Campanula cochlearifolia is a plant beloved of many an Alpine plant enthusiast.  Spreading by slender rhizomes, the species can be found over a wide area in the mountains of Europe, often on limestone. The usually neat nodding bell-shaped flowers can be found in lilac, lavender, blue and white but 'doubles' are not uncommon.

 The clone 'Elizabeth Oliver' , a full 'double', with very light, powder-blue flowers, was introduced into cultivation in the 1970s and was named for the daughter of a Mr Bull, in who's garden it first occurred in Nottingham, England. 

A somewhat sprawling plant but well behaved enough to not be considered thuggish in any way. Propogation is by  simple division of the plant in early spring; there are no reports of this plant setting seed - this is common to many 'double' flowered plants as the reproductive parts have usually mutated to become petals




Seen here on the Alpine Garden Societies crevice Garden at Pershore, showing its floral capabilities. Confined between rock slabs like this makes it possible to direct the growth of such plants in a fairly controlled manner. This method of growing lends itself well to the cultivation of many plants with a similar growth habit.
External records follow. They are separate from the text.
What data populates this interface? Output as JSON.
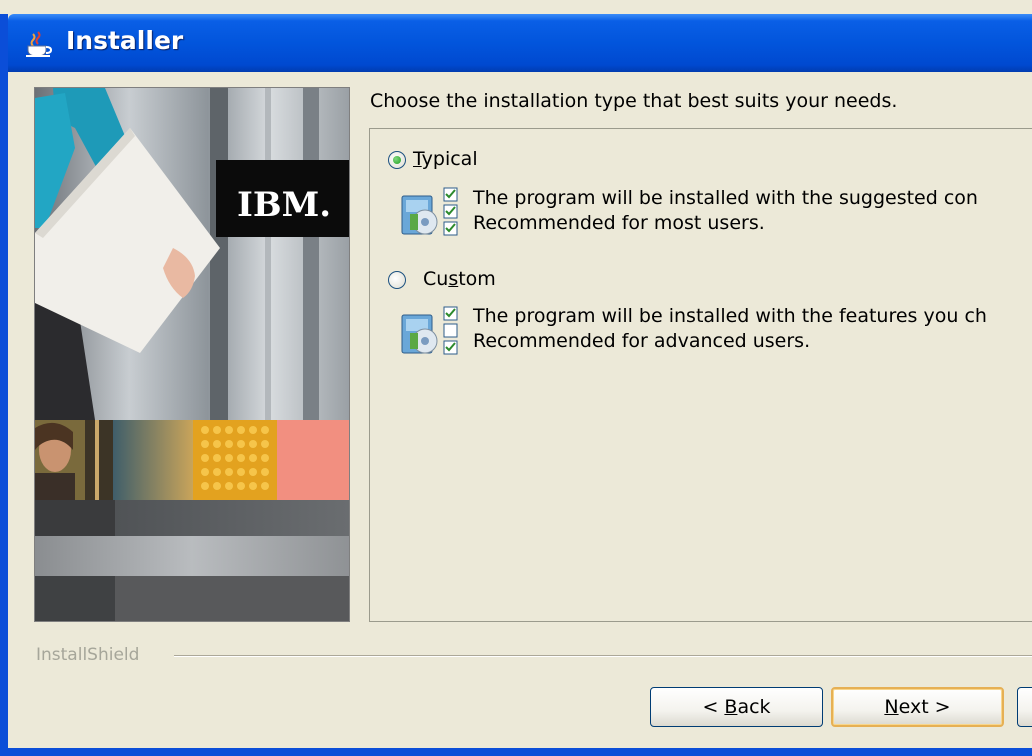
{
  "window": {
    "title": "Installer",
    "icon": "java-cup-icon"
  },
  "banner": {
    "logo_text": "IBM."
  },
  "prompt": "Choose the installation type that best suits your needs.",
  "options": [
    {
      "label_accel": "T",
      "label_rest": "ypical",
      "selected": true,
      "description_line1": "The program will be installed with the suggested con",
      "description_line2": "Recommended for most users.",
      "icon": "installer-components-icon"
    },
    {
      "label_pre": "Cu",
      "label_accel": "s",
      "label_rest": "tom",
      "selected": false,
      "description_line1": "The program will be installed with the features you ch",
      "description_line2": "Recommended for advanced users.",
      "icon": "installer-components-icon"
    }
  ],
  "footer": {
    "brand": "InstallShield"
  },
  "buttons": {
    "back_pre": "< ",
    "back_accel": "B",
    "back_rest": "ack",
    "next_accel": "N",
    "next_rest": "ext >"
  },
  "colors": {
    "titlebar": "#0255dc",
    "dialog_bg": "#ece9d8",
    "default_button_border": "#e6b054"
  }
}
The Alpine Garden Society has a very useful booklet  called ' The Crevice Garden and its Plants'  written by Zdenek Zvolanek, an internationally acclaimed authority on the subject.

Ray Drew